Death Star Economics

Icon

ECONOMICS – FINANCE – WORLD NEWS – GREEK DEBT

Judgment day for J.P. Morgan

There won’t be an email on Monday and Tuesday of next week, 18/19 March 2012.

Today, the London Whale Senate hearing starts in DC, led by John McCain and including testimony from former CIO Ina Drew who left the firm in May 2012. The allegations include a failure to appropriately report on the $6bn trading losses, misleading regulators and investors. read article

Following the Fed stress testBank of America is set to buy back $5bn of shares and $5.5bn of preferred stock, while J.P. Morgan will buy back $6bn in common stock. Goldman Sachs will also be allowed to repurchase shares, but overall the Fed seems worried about J.P. Morgan‘s and Goldman‘s capital structures: the banks will have to submit revised capital plans by September. read article

The British Parliamentary Commission on Banking Standards (PCBS) stated that the UK didn’t need a ban on proprietary trading, mirrored from the American Volcker rule. The Commission suggested capital requirements as alternative tools and cited the difficulty of defining proprietary trading appropriately. Future BoE Governor Mark Carney agrees as well. read article

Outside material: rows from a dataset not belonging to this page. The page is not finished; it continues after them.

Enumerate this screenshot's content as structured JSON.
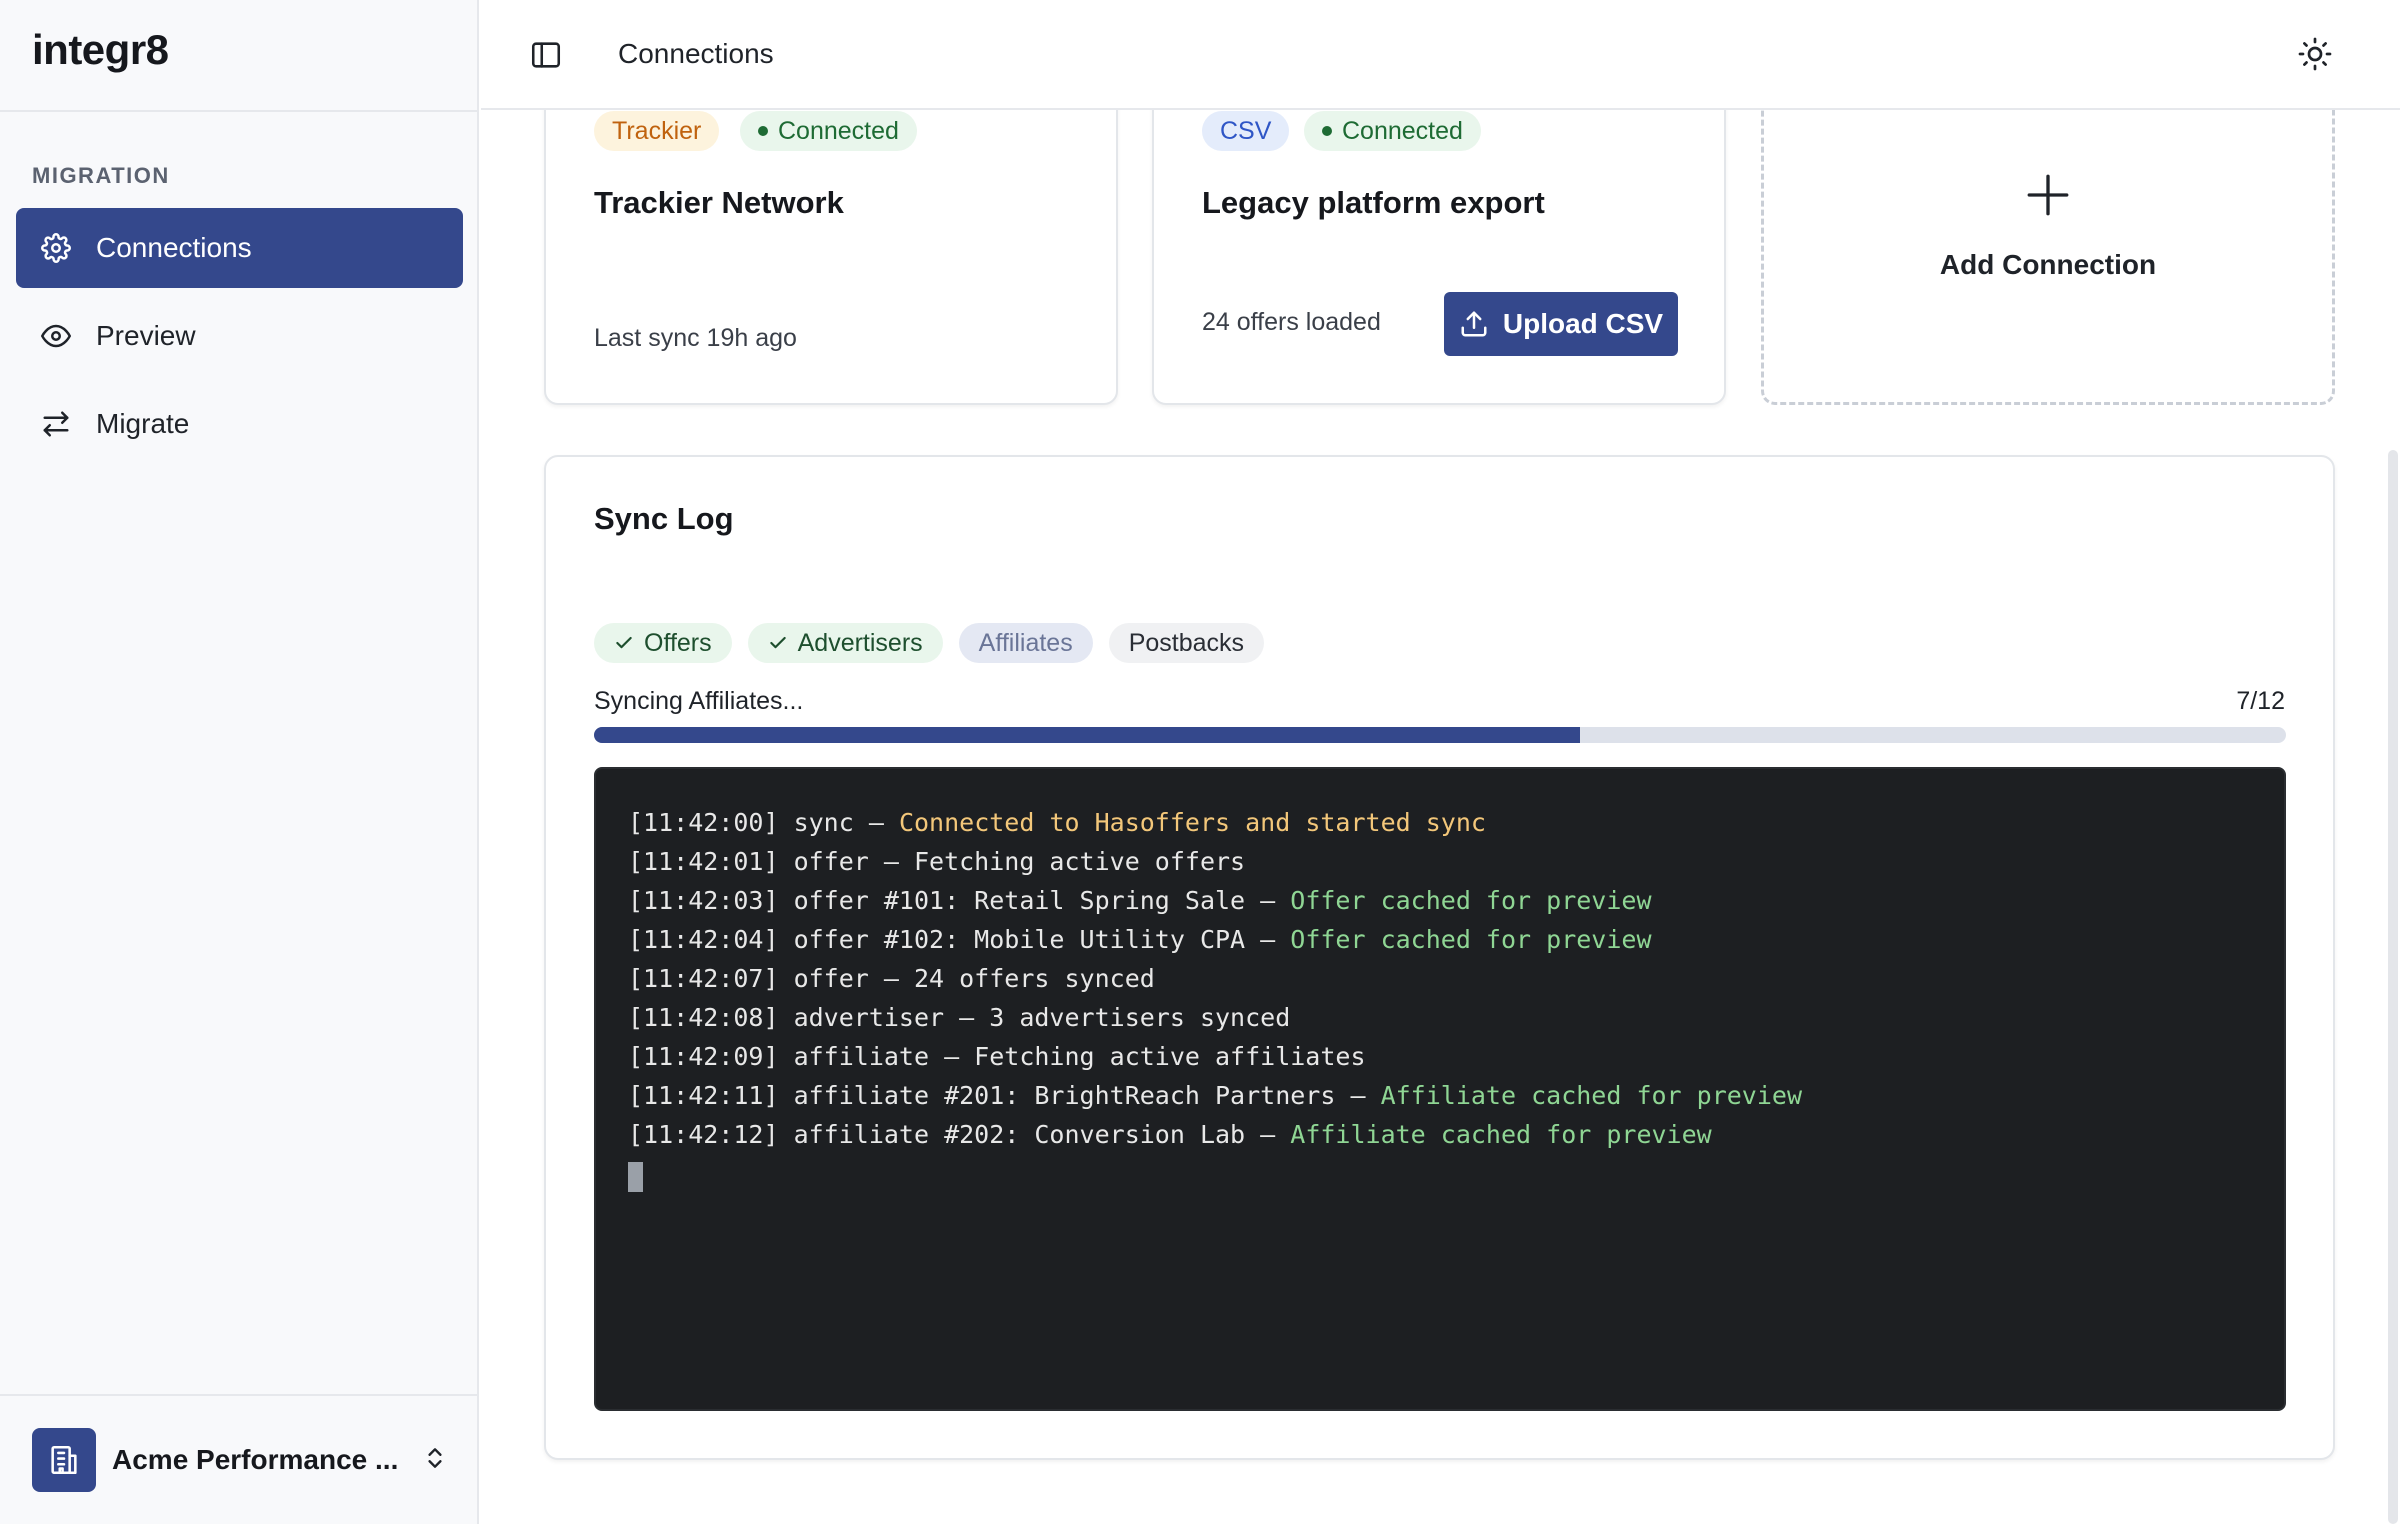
{
  "app": {
    "logo": "integr8",
    "page_title": "Connections"
  },
  "sidebar": {
    "section_label": "MIGRATION",
    "items": [
      {
        "label": "Connections",
        "icon": "gear-icon",
        "active": true
      },
      {
        "label": "Preview",
        "icon": "eye-icon",
        "active": false
      },
      {
        "label": "Migrate",
        "icon": "arrows-swap-icon",
        "active": false
      }
    ],
    "workspace": {
      "name": "Acme Performance ...",
      "icon": "building-icon"
    }
  },
  "connections": [
    {
      "type_badge": "Trackier",
      "status": "Connected",
      "title": "Trackier Network",
      "meta": "Last sync 19h ago"
    },
    {
      "type_badge": "CSV",
      "status": "Connected",
      "title": "Legacy platform export",
      "meta": "24 offers loaded",
      "action": "Upload CSV"
    }
  ],
  "add_connection": {
    "label": "Add Connection"
  },
  "sync_log": {
    "title": "Sync Log",
    "chips": [
      {
        "label": "Offers",
        "state": "done"
      },
      {
        "label": "Advertisers",
        "state": "done"
      },
      {
        "label": "Affiliates",
        "state": "active"
      },
      {
        "label": "Postbacks",
        "state": "pending"
      }
    ],
    "progress_label": "Syncing Affiliates...",
    "progress_count": "7/12",
    "progress_fraction": 0.583,
    "lines": [
      {
        "prefix": "[11:42:00] sync — ",
        "msg": "Connected to Hasoffers and started sync",
        "style": "warn"
      },
      {
        "prefix": "[11:42:01] offer — Fetching active offers",
        "msg": "",
        "style": "plain"
      },
      {
        "prefix": "[11:42:03] offer #101: Retail Spring Sale — ",
        "msg": "Offer cached for preview",
        "style": "ok"
      },
      {
        "prefix": "[11:42:04] offer #102: Mobile Utility CPA — ",
        "msg": "Offer cached for preview",
        "style": "ok"
      },
      {
        "prefix": "[11:42:07] offer — 24 offers synced",
        "msg": "",
        "style": "plain"
      },
      {
        "prefix": "[11:42:08] advertiser — 3 advertisers synced",
        "msg": "",
        "style": "plain"
      },
      {
        "prefix": "[11:42:09] affiliate — Fetching active affiliates",
        "msg": "",
        "style": "plain"
      },
      {
        "prefix": "[11:42:11] affiliate #201: BrightReach Partners — ",
        "msg": "Affiliate cached for preview",
        "style": "ok"
      },
      {
        "prefix": "[11:42:12] affiliate #202: Conversion Lab — ",
        "msg": "Affiliate cached for preview",
        "style": "ok"
      }
    ]
  },
  "colors": {
    "primary": "#34488c",
    "success": "#1e6b34",
    "terminal_bg": "#1d1f22",
    "terminal_ok": "#8fd694",
    "terminal_warn": "#f3c77a"
  }
}
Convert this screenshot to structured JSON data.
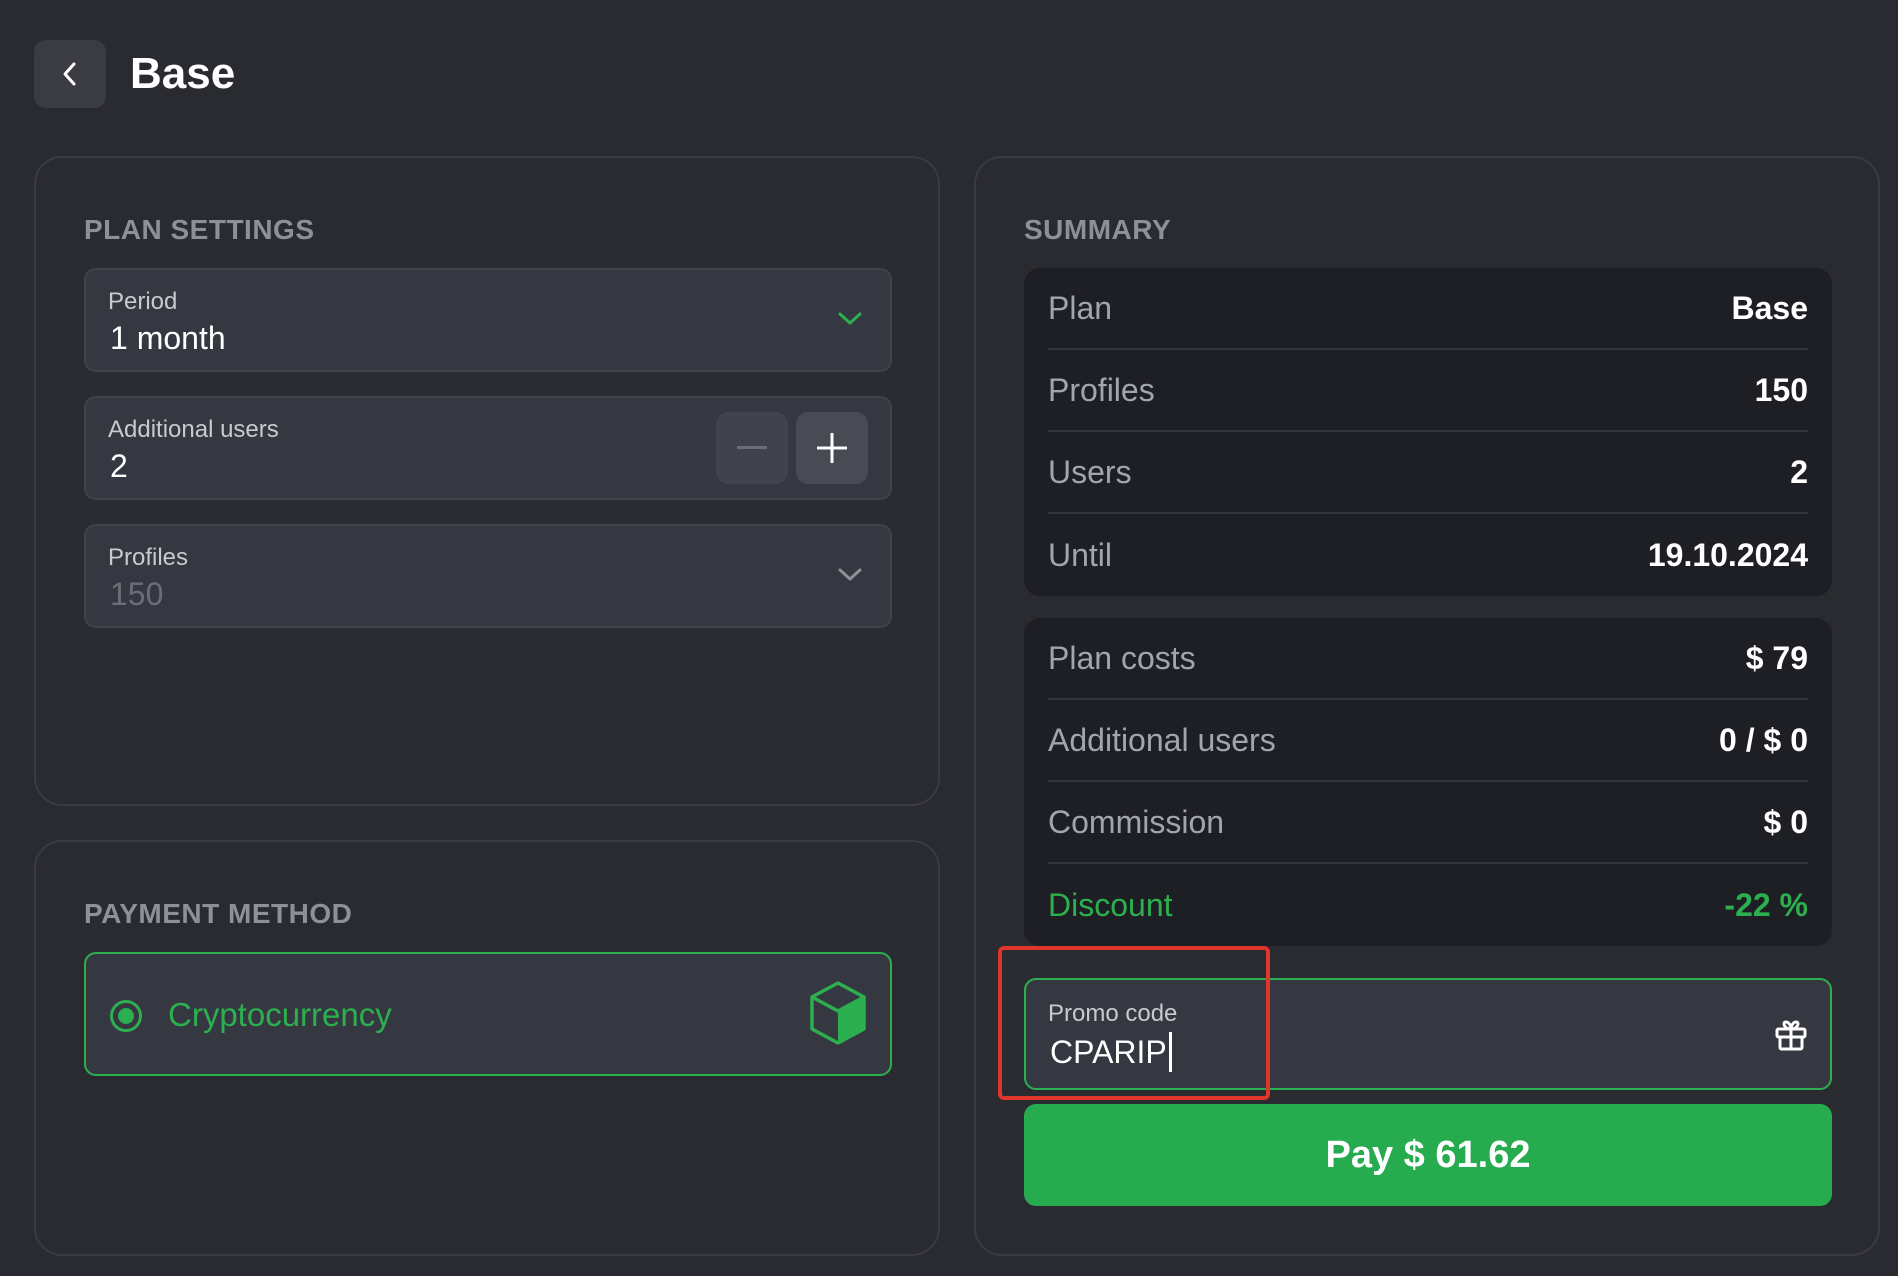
{
  "header": {
    "title": "Base",
    "back_icon": "chevron-left-icon"
  },
  "plan_settings": {
    "heading": "PLAN SETTINGS",
    "period": {
      "label": "Period",
      "value": "1 month",
      "icon": "chevron-down-icon"
    },
    "additional_users": {
      "label": "Additional users",
      "value": "2",
      "minus_icon": "minus-icon",
      "plus_icon": "plus-icon"
    },
    "profiles": {
      "label": "Profiles",
      "value": "150",
      "icon": "chevron-down-icon"
    }
  },
  "payment_method": {
    "heading": "PAYMENT METHOD",
    "selected": {
      "label": "Cryptocurrency",
      "icon": "cube-icon",
      "checked": true
    }
  },
  "summary": {
    "heading": "SUMMARY",
    "plan_rows": [
      {
        "label": "Plan",
        "value": "Base"
      },
      {
        "label": "Profiles",
        "value": "150"
      },
      {
        "label": "Users",
        "value": "2"
      },
      {
        "label": "Until",
        "value": "19.10.2024"
      }
    ],
    "cost_rows": [
      {
        "label": "Plan costs",
        "value": "$ 79"
      },
      {
        "label": "Additional users",
        "value": "0 / $ 0"
      },
      {
        "label": "Commission",
        "value": "$ 0"
      },
      {
        "label": "Discount",
        "value": "-22 %"
      }
    ],
    "promo": {
      "label": "Promo code",
      "value": "CPARIP",
      "icon": "gift-icon"
    },
    "pay_button": "Pay $ 61.62"
  },
  "colors": {
    "background": "#2a2b31",
    "accent": "#2cb04f",
    "highlight": "#e0352b"
  }
}
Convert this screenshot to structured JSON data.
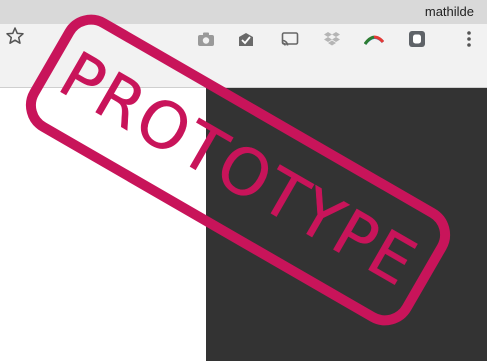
{
  "window": {
    "profile_name": "mathilde"
  },
  "toolbar": {
    "icons": [
      "bookmark-star-icon",
      "camera-icon",
      "envelope-check-icon",
      "cast-icon",
      "dropbox-icon",
      "arc-icon",
      "shield-square-icon",
      "kebab-menu-icon"
    ]
  },
  "overlay": {
    "stamp_text": "PROTOTYPE",
    "stamp_color": "#c8145a"
  },
  "colors": {
    "titlebar": "#d9d9d9",
    "toolbar": "#f2f2f2",
    "dark_panel": "#333333"
  }
}
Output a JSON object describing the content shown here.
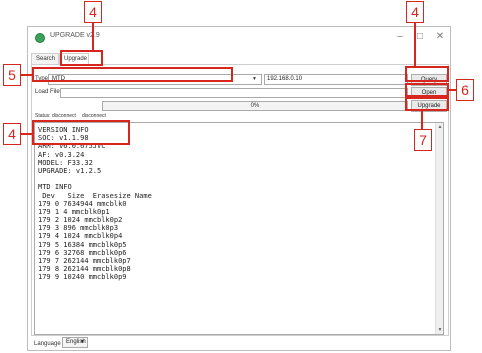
{
  "window": {
    "title": "UPGRADE v2.9",
    "minimize": "–",
    "maximize": "□",
    "close": "✕"
  },
  "tabs": [
    {
      "label": "Search"
    },
    {
      "label": "Upgrade"
    }
  ],
  "form": {
    "type_label": "Type",
    "type_value": "MTD",
    "ip_value": "192.168.0.10",
    "query_label": "Query",
    "load_file_label": "Load File",
    "load_file_value": "",
    "open_label": "Open",
    "progress_value": "0%",
    "progress_fraction": 0,
    "upgrade_label": "Upgrade",
    "status_label": "Status:",
    "status_value": "disconnect",
    "status_value2": "disconnect"
  },
  "log": {
    "lines": [
      "VERSION INFO",
      "SOC: v1.1.98",
      "ARM: v6.0.675JVC",
      "AF: v0.3.24",
      "MODEL: F33.32",
      "UPGRADE: v1.2.5",
      "",
      "MTD INFO",
      " Dev   Size  Erasesize Name",
      "179 0 7634944 mmcblk0",
      "179 1 4 mmcblk0p1",
      "179 2 1024 mmcblk0p2",
      "179 3 896 mmcblk0p3",
      "179 4 1024 mmcblk0p4",
      "179 5 16384 mmcblk0p5",
      "179 6 32768 mmcblk0p6",
      "179 7 262144 mmcblk0p7",
      "179 8 262144 mmcblk0p8",
      "179 9 10240 mmcblk0p9"
    ]
  },
  "language": {
    "label": "Language",
    "value": "English"
  },
  "callouts": {
    "c1": "4",
    "c2": "4",
    "c3": "5",
    "c4": "6",
    "c5": "4",
    "c6": "7"
  },
  "colors": {
    "annotation": "#d7261e",
    "app_icon": "#3aa35a"
  }
}
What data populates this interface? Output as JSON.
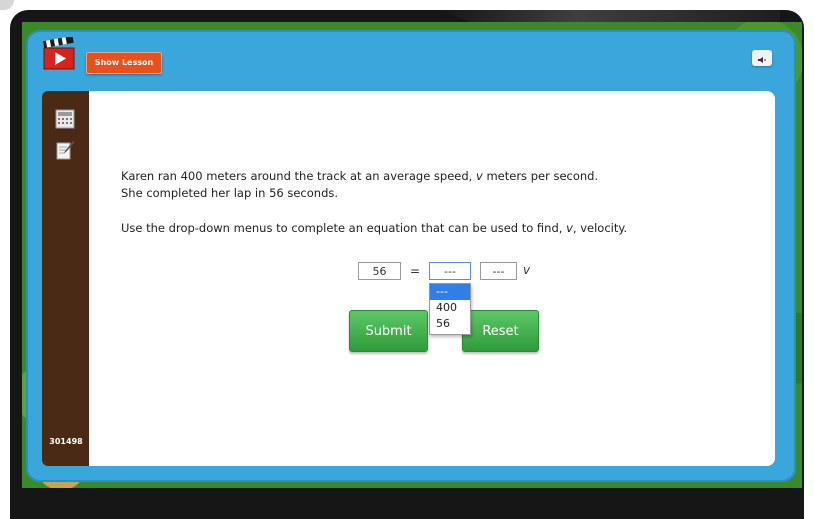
{
  "toolbar": {
    "show_lesson_label": "Show Lesson"
  },
  "sidebar": {
    "question_id": "301498",
    "icons": [
      "calculator-icon",
      "notepad-icon"
    ]
  },
  "problem": {
    "line1_a": "Karen ran 400 meters around the track at an average speed, ",
    "line1_var": "v",
    "line1_b": " meters per second.",
    "line2": "She completed her lap in 56 seconds.",
    "instruction_a": "Use the drop-down menus to complete an equation that can be used to find, ",
    "instruction_var": "v",
    "instruction_b": ", velocity."
  },
  "equation": {
    "lhs_value": "56",
    "equals": "=",
    "dropdown1_value": "---",
    "dropdown2_value": "---",
    "variable": "v"
  },
  "dropdown_options": [
    "---",
    "400",
    "56"
  ],
  "buttons": {
    "submit_label": "Submit",
    "reset_label": "Reset"
  },
  "colors": {
    "window_blue": "#3aa7dc",
    "sidebar_brown": "#4a2a14",
    "show_lesson_orange": "#e8501e",
    "button_green": "#3fae48",
    "dropdown_highlight": "#2f7fe6"
  }
}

After months of investigations and grounded fleets, Boeing’s Dreamliners could be back in the air “within weeks”. The spontaneously igniting batteries have been replaced and “only” need approval from the Federal Aviation Administration to be ready for take-off. Japanese authorities remain skeptical and declined to put a date on when the Dreamliners could fly again. Either way, Boeing doesn’t have the capacity to replace batteries in all 50 active planes simultaneouslyread article

While the EU-US trade agreement is in the works, Japan has entered negotiations for a similar deal for Pacific nations. read article

Meanwhile, Greece, or rather the Hellenic Republic Asset Development Fund, is selling gas and gambling companies as part of its privatization campaign. Get in there while it’s cheap. read article

Last night, Samsung launched its latest smart phone in the Radio City Music Hall in New York. A review from All Things D, here.

Weekend reading:

– the America we used to know, read article

– the US is more energy self-sufficient, except China wants to own all their natural gas fueling stationsread article

– when hedge funds get personal: the Herbalife background storyread article

 Have a good weekend.

Advertisements

Filed under: news brief, , , , , , , , , , , , , , , , , , , , , , , , , , , ,

Venezuela on constitutional cliff – at least we have a name for it

The news bear little excitement today. Between both Europe* and US growing quiet and the first earnings season of the year kicking off, there’s not a whole lot going on.

*except for the worry about the economy at large, Merkel’s rule in Germany, the fear of a what would happen to Europe without Merkel’s rule of Germany, and the general worry about what the hell the ECB is doing now.

Sources close to the Bank of Japan told Reuters that more quantitative easing could be announced at the policy meeting in two weeks. The central bank is also likely to support Shinzo Abe’s 2% inflation plan.

A couple of days ago, it was still assumed that Hugo Chavez, president re-elect of Venezuela, would be sworn in on 10 January. Last night, Vice President Nicolas Maduro announced that the ceremony would be delayed, as Chavez needs more time to recover. The problem is as follows: if Chavez doesn’t get sworn in, then his VP can’t steer the boat until he as recovered fully. Barclay’s calls this a “constitutional cliff”, others call it anarchy waiting to happen. read article

Otherwise, the US will record the lowest level of oil imports in 25 years in 2014, says the US Energy Information Administration. Imports haven’t been this low since 1987. In November 2012, the International Energy Agency had predicted that the US could become the world’s largest oil producer as early as 2017. read article

Yesterday, Bloomberg reported on a secret division within Goldman Sachs that continued to engage in proprietary trading even though that will be (Future tense! Important detail.) forbidden under the Volcker rule, which is part of the Dodd-Frank Wall Street Reform and Consumer Protection Act. Today, FT Alphaville is investigating this investigative journalism and explains why no wrong has been done (probably) and why we should look at pictures of cats insteadread article

So long.

Filed under: news brief, , , , , , , , , , , , , , , , , ,

Enter your email address to follow this blog and receive notifications of new posts by email.

Join 212 other followers

%d bloggers like this: